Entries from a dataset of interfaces

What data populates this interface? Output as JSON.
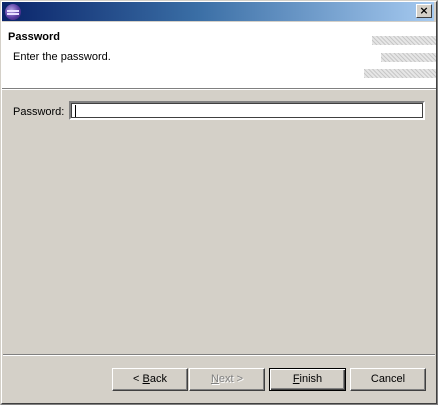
{
  "window": {
    "title": "",
    "icon": "eclipse-icon",
    "close_label": "×"
  },
  "header": {
    "title": "Password",
    "description": "Enter the password."
  },
  "form": {
    "password_label": "Password:",
    "password_value": ""
  },
  "buttons": {
    "back_prefix": "< ",
    "back_mnemonic": "B",
    "back_suffix": "ack",
    "next_prefix": "",
    "next_mnemonic": "N",
    "next_suffix": "ext >",
    "finish_prefix": "",
    "finish_mnemonic": "F",
    "finish_suffix": "inish",
    "cancel_label": "Cancel"
  },
  "colors": {
    "titlebar_start": "#0a246a",
    "titlebar_end": "#a6caf0",
    "dialog_bg": "#d4d0c8"
  }
}
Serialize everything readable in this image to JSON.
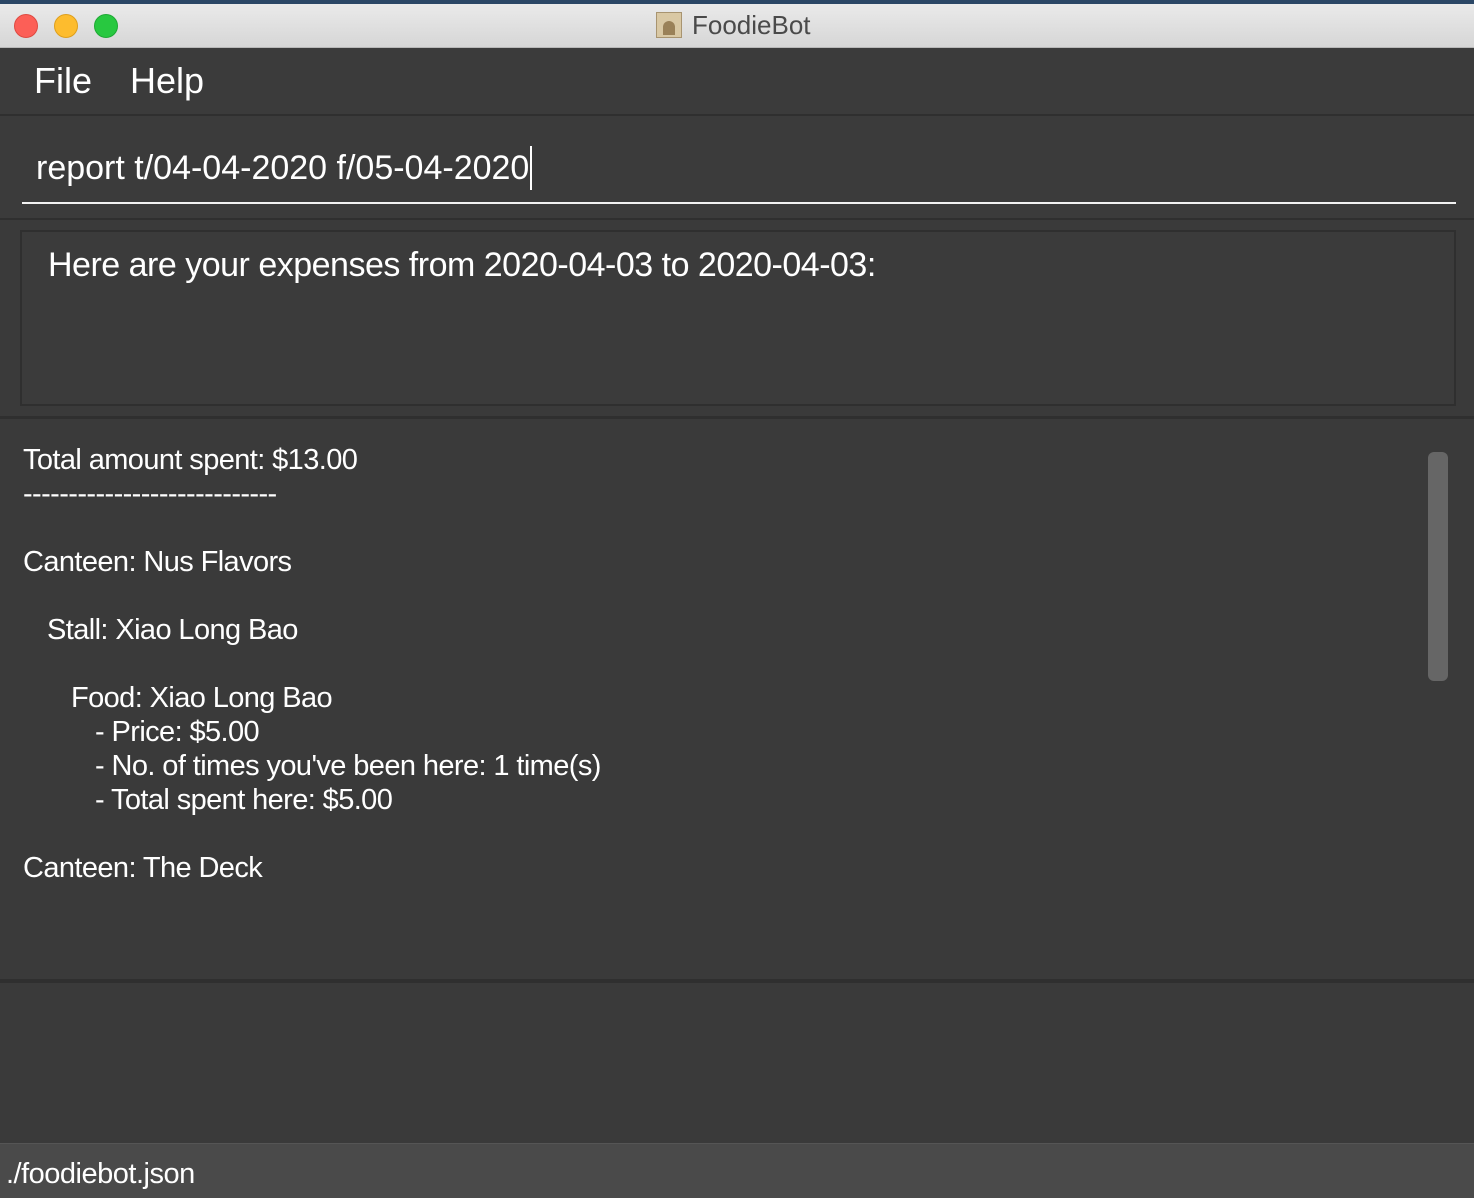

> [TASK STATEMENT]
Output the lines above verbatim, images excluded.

> [ANSWER SECTION]
What data populates this interface? Output as JSON.
{
  "window": {
    "title": "",
    "icon": "eclipse-icon",
    "close_label": "×"
  },
  "header": {
    "title": "Password",
    "description": "Enter the password."
  },
  "form": {
    "password_label": "Password:",
    "password_value": ""
  },
  "buttons": {
    "back_prefix": "< ",
    "back_mnemonic": "B",
    "back_suffix": "ack",
    "next_prefix": "",
    "next_mnemonic": "N",
    "next_suffix": "ext >",
    "finish_prefix": "",
    "finish_mnemonic": "F",
    "finish_suffix": "inish",
    "cancel_label": "Cancel"
  },
  "colors": {
    "titlebar_start": "#0a246a",
    "titlebar_end": "#a6caf0",
    "dialog_bg": "#d4d0c8"
  }
}
Serialize everything readable in this image to JSON.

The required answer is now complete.